To entice young ones to get their recommended produce servings, slice an apple into wedges about one inch thick and dip one (or two) sections into melted dark chocolate. Sprinkle with a touch of unsweetened shredded coconut or chopped nuts or leave them plain.
Break-apart dark chocolate bark
Craving a chocolate dessert? Don't reach for the devil's food cake – which can pack 290 calories per slice – just yet. There are other ways to indulge your cravings. "The holidays can be a difficult time," de la Torre says "There are temptations like leftovers and baked goods, and rather than deny yourself, I think it's a good idea to eat a healthier alternative."
Instead, whip up your own dark chocolate bark, adorned with toppings like shredded and unsweetened coconut flakes, pistachios and unsweetened, dried fruits.
Spread the love by melting 16 ounces of dark chocolate over a double boiler, stirring constantly to prevent burning. Line a baking sheet or other wide, flat dish with parchment paper and spread your melted chocolate into a thin, even layer. Next, get the kids involved! Chop and sprinkle pumpkin seeds, dried goji berries and coconut flakes on top or use a handful of dried blueberries and coconut shreds.

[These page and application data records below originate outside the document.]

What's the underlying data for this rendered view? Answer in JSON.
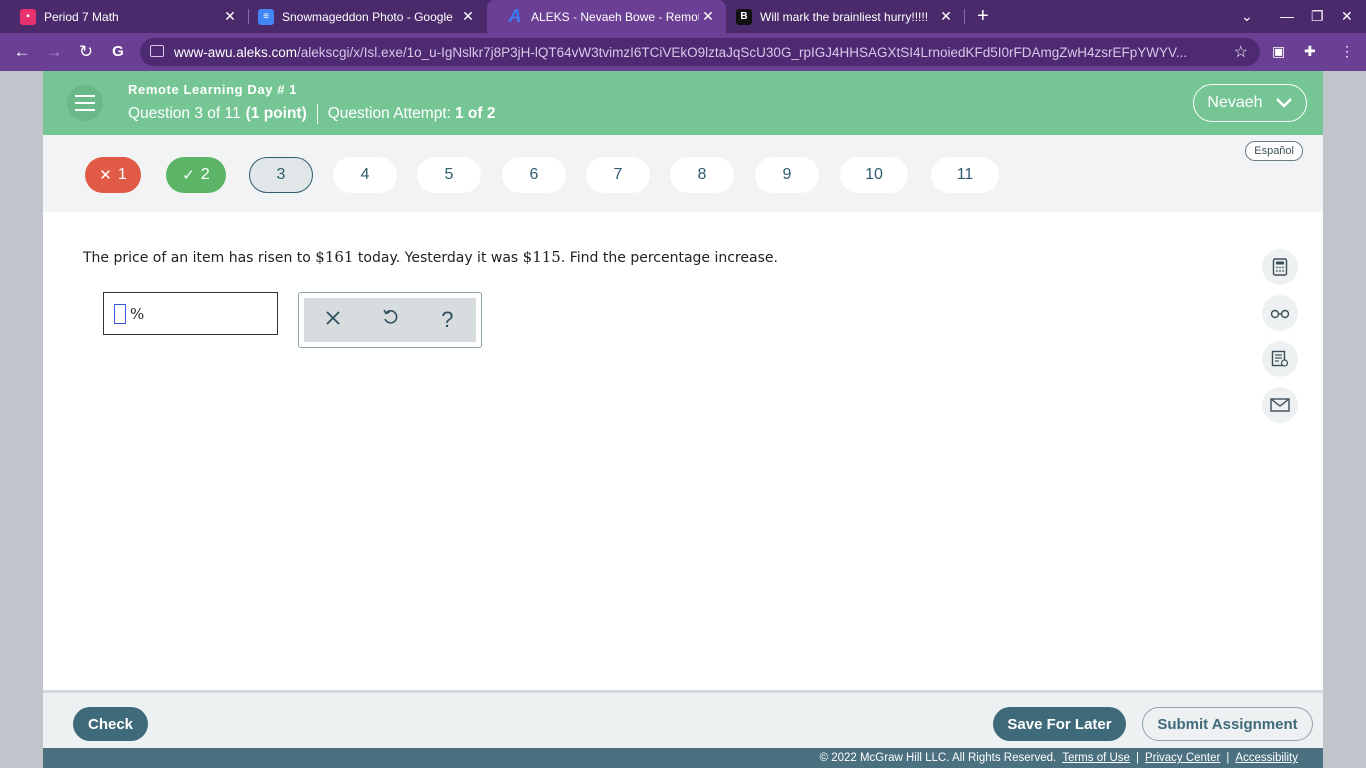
{
  "browser": {
    "tabs": [
      {
        "title": "Period 7 Math",
        "favicon": "classroom-icon",
        "active": false
      },
      {
        "title": "Snowmageddon Photo - Google",
        "favicon": "docs-icon",
        "active": false
      },
      {
        "title": "ALEKS - Nevaeh Bowe - Remote L",
        "favicon": "aleks-icon",
        "active": true
      },
      {
        "title": "Will mark the brainliest hurry!!!!!",
        "favicon": "brainly-icon",
        "active": false
      }
    ],
    "url_host": "www-awu.aleks.com",
    "url_path": "/alekscgi/x/Isl.exe/1o_u-IgNslkr7j8P3jH-lQT64vW3tvimzI6TCiVEkO9lztaJqScU30G_rpIGJ4HHSAGXtSI4LrnoiedKFd5I0rFDAmgZwH4zsrEFpYWYV..."
  },
  "header": {
    "assignment_title": "Remote Learning Day # 1",
    "question_label": "Question 3 of 11",
    "points": "(1 point)",
    "attempt_label": "Question Attempt:",
    "attempt_value": "1 of 2",
    "user_name": "Nevaeh"
  },
  "question_nav": {
    "language_link": "Español",
    "items": [
      {
        "label": "1",
        "status": "wrong"
      },
      {
        "label": "2",
        "status": "correct"
      },
      {
        "label": "3",
        "status": "current"
      },
      {
        "label": "4",
        "status": "unanswered"
      },
      {
        "label": "5",
        "status": "unanswered"
      },
      {
        "label": "6",
        "status": "unanswered"
      },
      {
        "label": "7",
        "status": "unanswered"
      },
      {
        "label": "8",
        "status": "unanswered"
      },
      {
        "label": "9",
        "status": "unanswered"
      },
      {
        "label": "10",
        "status": "unanswered"
      },
      {
        "label": "11",
        "status": "unanswered"
      }
    ]
  },
  "problem": {
    "text_1": "The price of an item has risen to ",
    "value_1": "$161",
    "text_2": " today. Yesterday it was ",
    "value_2": "$115",
    "text_3": ". Find the percentage increase."
  },
  "answer": {
    "value": "",
    "unit": "%"
  },
  "toolpad": {
    "clear_icon": "close-icon",
    "undo_icon": "undo-icon",
    "help_label": "?"
  },
  "side_tools": [
    "calculator-icon",
    "glasses-icon",
    "notes-icon",
    "mail-icon"
  ],
  "footer": {
    "check_label": "Check",
    "save_label": "Save For Later",
    "submit_label": "Submit Assignment",
    "copyright": "© 2022 McGraw Hill LLC. All Rights Reserved.",
    "terms": "Terms of Use",
    "privacy": "Privacy Center",
    "accessibility": "Accessibility"
  },
  "colors": {
    "header_green": "#75c595",
    "chrome_purple": "#6b3f93",
    "wrong_red": "#e05a46",
    "correct_green": "#5cb566",
    "primary_teal": "#3f6a7a"
  }
}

Your festive add-ons will add a few more calories so spread them evenly and don't get too heavy handed.